The
Fulfilment
of the Law


   

Thursday Reflection

   

25th February 2021


...not come to abolish...


17 "Do not think that I have come to
    abolish the Law or the Prophets;
    I have not come to abolish them
    but to fulfil them.

.... Matthew 5:17


Throughout my time as a Reader,
especially as a prison Chaplain,
I have had many people say to me,
'Why do we bother about
the Old Testament?
It's no longer important,
Jesus has come to change all that.'

My reply is to direct them
to Matthew 5:17, the verse above,
for I believe we need to read
the New Testament in the light
of the Old Testament.

The verse puzzles many who read it
and try to understand it.
Yet it gives us the most
important reason to include
the Old Testament in our Bible.

If Christ came to announce
an utterly new covenant of salvation
with humankind,
our interest in the Old Testament
would be merely historical,
or circumstantial;
it would have no application
for our lives.

But the New Testament,
and the new covenant of Christ,
was not given to us in a vacuum.
It refers to, and relies on,
the Law of Moses and
the words of the prophets.

In other words,
except where Christ deliberately
changes it,
the law of the Old Testament
remains in full effect.

Anyone who has read Paul's letters
will know that the primary purpose
of the Law was not to set out
a moral code, but rather,
to show us that our actions
inevitably disobey the will of God.

Nothing could be clearer from reading
the Sermon on the Mount
(Matthew 5-7) than this:
Jesus expects us to follow the
moral code of the Old Testament,
not simply in our actions,
but in our hearts.

This does seem a bit of a
self-contradiction,
because God knows we will fail
to live a perfect life.
He expects us to follow the law,
yet he knows we will fail;
but it is critical to know that he
expects us to follow it,
because most people don't like
what the Law requires of them.

We want the forgiveness that
Jesus brings, and we want the
comfort of his love,
but we don't want to hear
that we cannot strive for enormous
riches and lust for big houses,
that our goal in life cannot be
to enrich ourselves and make
ourselves famous
to the detriment of others.

By nature,
we want to be rich and successful,
we want to gratify our appetites,
and that is ok as long as we use our
riches to help others and
our actions do not hurt others.

Do you remember the children's song?
J-O-Y, J-O-Y, this is what it means,
Jesus first, yourself last,
and others in-between.

We cannot have the grace of God
without first having the Law of God.
If we tell ourselves that we may
do whatever we want,
because the only bar is
part of the 'Old Testament',
we ignore Jesus' words.

The Old Testament is alive;
any changing is only applicable if it
has been modified by Jesus;
and pretty much the only modification
made by Jesus were formal;
the 'Spirit' of the Law
remains unbroken.
(The greatest exception is that
he took away human judgement and
punishment through his
death on the cross.)
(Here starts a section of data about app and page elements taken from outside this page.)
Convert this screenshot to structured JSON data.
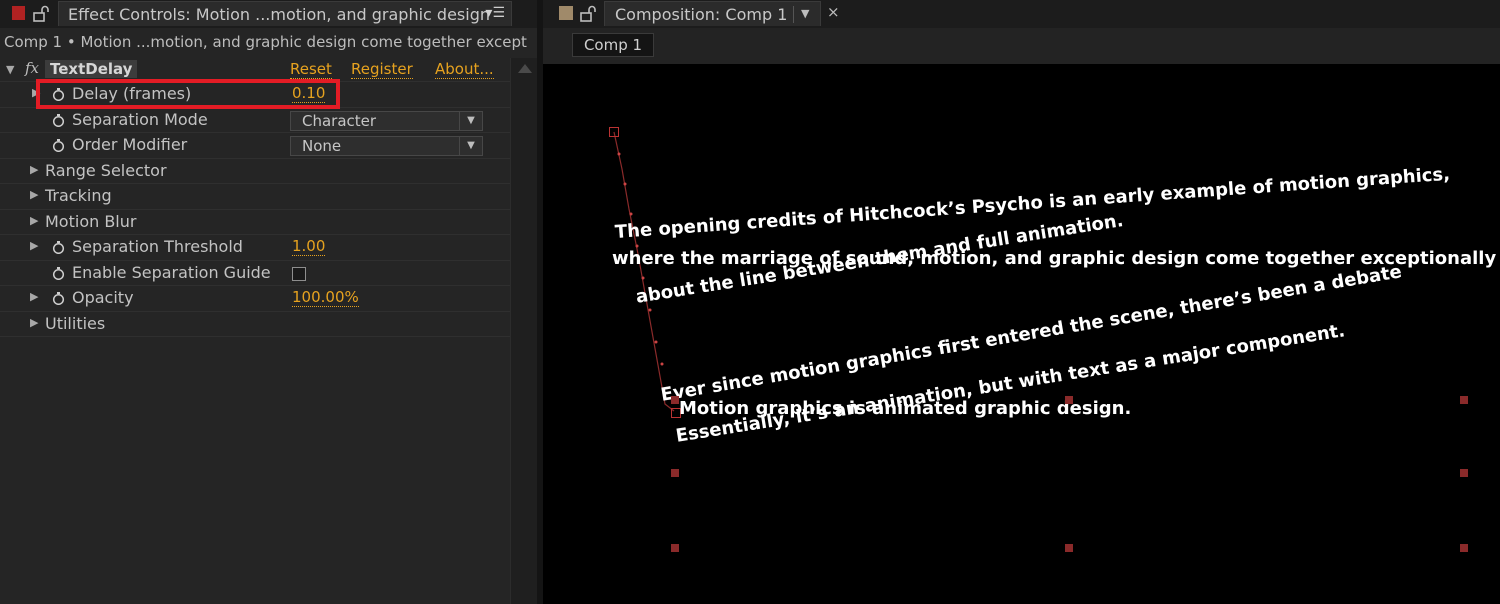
{
  "effect_panel": {
    "tab_title": "Effect Controls: Motion ...motion, and graphic design",
    "menu_glyph": "▾☰",
    "subtitle": "Comp 1 • Motion ...motion, and graphic design come together except",
    "effect": {
      "fx_symbol": "fx",
      "name": "TextDelay",
      "reset_label": "Reset",
      "register_label": "Register",
      "about_label": "About..."
    },
    "properties": [
      {
        "label": "Delay (frames)",
        "value": "0.10"
      },
      {
        "label": "Separation Mode",
        "dropdown": "Character"
      },
      {
        "label": "Order Modifier",
        "dropdown": "None"
      },
      {
        "label": "Range Selector"
      },
      {
        "label": "Tracking"
      },
      {
        "label": "Motion Blur"
      },
      {
        "label": "Separation Threshold",
        "value": "1.00"
      },
      {
        "label": "Enable Separation Guide",
        "checkbox": false
      },
      {
        "label": "Opacity",
        "value": "100.00%"
      },
      {
        "label": "Utilities"
      }
    ]
  },
  "composition_panel": {
    "tab_title": "Composition: Comp 1",
    "close_glyph": "×",
    "comp_chip": "Comp 1",
    "canvas_text": [
      "The opening credits of Hitchcock’s Psycho is an early example of motion graphics,",
      "where the marriage of sound, motion, and graphic design come together exceptionally well.",
      "about the line between them and full animation.",
      "Ever since motion graphics first entered the scene, there’s been a debate",
      "Motion graphics is animated graphic design.",
      "Essentially, it’s an animation, but with text as a major component."
    ]
  },
  "colors": {
    "accent_orange": "#e6a21f",
    "highlight_red": "#e31c25",
    "handle_red": "#8a2a2a"
  }
}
We neglect the books of the
Old Testament at our peril;
there is a tremendous amount
of good stuff concerning
Jesus and living a
God-filled life in it.




It may be interesting to watch,
or just listen to a song
'Laudate omnes gentes'
(Taizé)
via the link shown below.


Blessings

Maureen